which requires full media scan. UBIFS maintains the FS indexing
information on the flash media and does not require full media scan,
so it mounts many times faster than JFFS2.
* JFFS2 is a write-through file-system, while UBIFS supports write-back,
which makes UBIFS much faster on writes.
Similarly to JFFS2, UBIFS supports on-the-flight compression which makes
it possible to fit quite a lot of data to the flash.
Similarly to JFFS2, UBIFS is tolerant of unclean reboots and power-cuts.
It does not need stuff like ckfs.ext2. UBIFS automatically replays its
journal and recovers from crashes, ensuring that the on-flash data
structures are consistent.
UBIFS scales logarithmically (most of the data structures it uses are
trees), so the mount time and memory consumption do not linearly depend
on the flash size, like in case of JFFS2. This is because UBIFS
maintains the FS index on the flash media. However, UBIFS depends on
UBI, which scales linearly. So overall UBI/UBIFS stack scales linearly.
Nevertheless, UBI/UBIFS scales considerably better than JFFS2.
The authors of UBIFS believe, that it is possible to develop UBI2 which
would scale logarithmically as well. UBI2 would support the same API as UBI,
but it would be binary incompatible to UBI. So UBIFS would not need to be
changed to use UBI2
Mount options
(*) == default.
norm_unmount (*) commit on unmount; the journal is committed
when the file-system is unmounted so that the
next mount does not have to replay the journal
and it becomes very fast;
fast_unmount do not commit on unmount; this option makes
unmount faster, but the next mount slower
because of the need to replay the journal.
Quick usage instructions

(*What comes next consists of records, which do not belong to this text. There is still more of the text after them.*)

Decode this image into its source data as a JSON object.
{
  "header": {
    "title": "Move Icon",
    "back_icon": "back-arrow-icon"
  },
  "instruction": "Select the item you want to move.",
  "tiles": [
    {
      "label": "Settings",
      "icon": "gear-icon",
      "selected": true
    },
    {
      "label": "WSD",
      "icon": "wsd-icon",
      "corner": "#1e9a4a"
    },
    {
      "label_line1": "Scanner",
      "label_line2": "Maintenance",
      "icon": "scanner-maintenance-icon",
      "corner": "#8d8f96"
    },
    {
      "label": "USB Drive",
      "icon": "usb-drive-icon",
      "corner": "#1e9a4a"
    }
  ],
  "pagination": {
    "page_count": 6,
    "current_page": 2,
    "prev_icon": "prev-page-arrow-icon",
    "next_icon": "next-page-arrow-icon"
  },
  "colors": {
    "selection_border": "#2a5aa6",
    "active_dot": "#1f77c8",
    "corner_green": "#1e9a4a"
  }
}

The UBI volume to mount is specified using "ubiX_Y" or "ubiX:NAME" syntax,
where "X" is UBI device number, "Y" is UBI volume number, and "NAME" is
UBI volume name.
Mount volume 0 on UBI device 0 to /mnt/ubifs:
$ mount -t ubifs ubi0_0 /mnt/ubifs
Mount "rootfs" volume of UBI device 0 to /mnt/ubifs ("rootfs" is volume
$ mount -t ubifs ubi0:rootfs /mnt/ubifs
The following is an example of the kernel boot arguments to attach mtd0
to UBI and mount volume "rootfs":
ubi.mtd=0 root=ubi0:rootfs rootfstype=ubifs
Module Parameters for Debugging
When UBIFS has been compiled with debugging enabled, there are 3 module
parameters that are available to control aspects of testing and debugging.
The parameters are unsigned integers where each bit controls an option.
The parameters are:
debug_msgs Selects which debug messages to display, as follows:
Message Type Flag value
General messages 1
Journal messages 2
Mount messages 4
Commit messages 8
LEB search messages 16
Budgeting messages 32
Garbage collection messages 64
Tree Node Cache (TNC) messages 128
LEB properties (lprops) messages 256
Input/output messages 512
Log messages 1024
Scan messages 2048
Recovery messages 4096
debug_chks Selects extra checks that UBIFS can do while running:
Check Flag value
General checks 1
Check Tree Node Cache (TNC) 2
Check indexing tree size 4
Check orphan area 8
Check old indexing tree 16
Check LEB properties (lprops) 32
Check leaf nodes and inodes 64
debug_tsts Selects a mode of testing, as follows:
Test mode Flag value
Force in-the-gaps method 2
Failure mode for recovery testing 4
For example, set debug_msgs to 5 to display General messages and Mount
UBIFS documentation and FAQ/HOWTO at the MTD web site: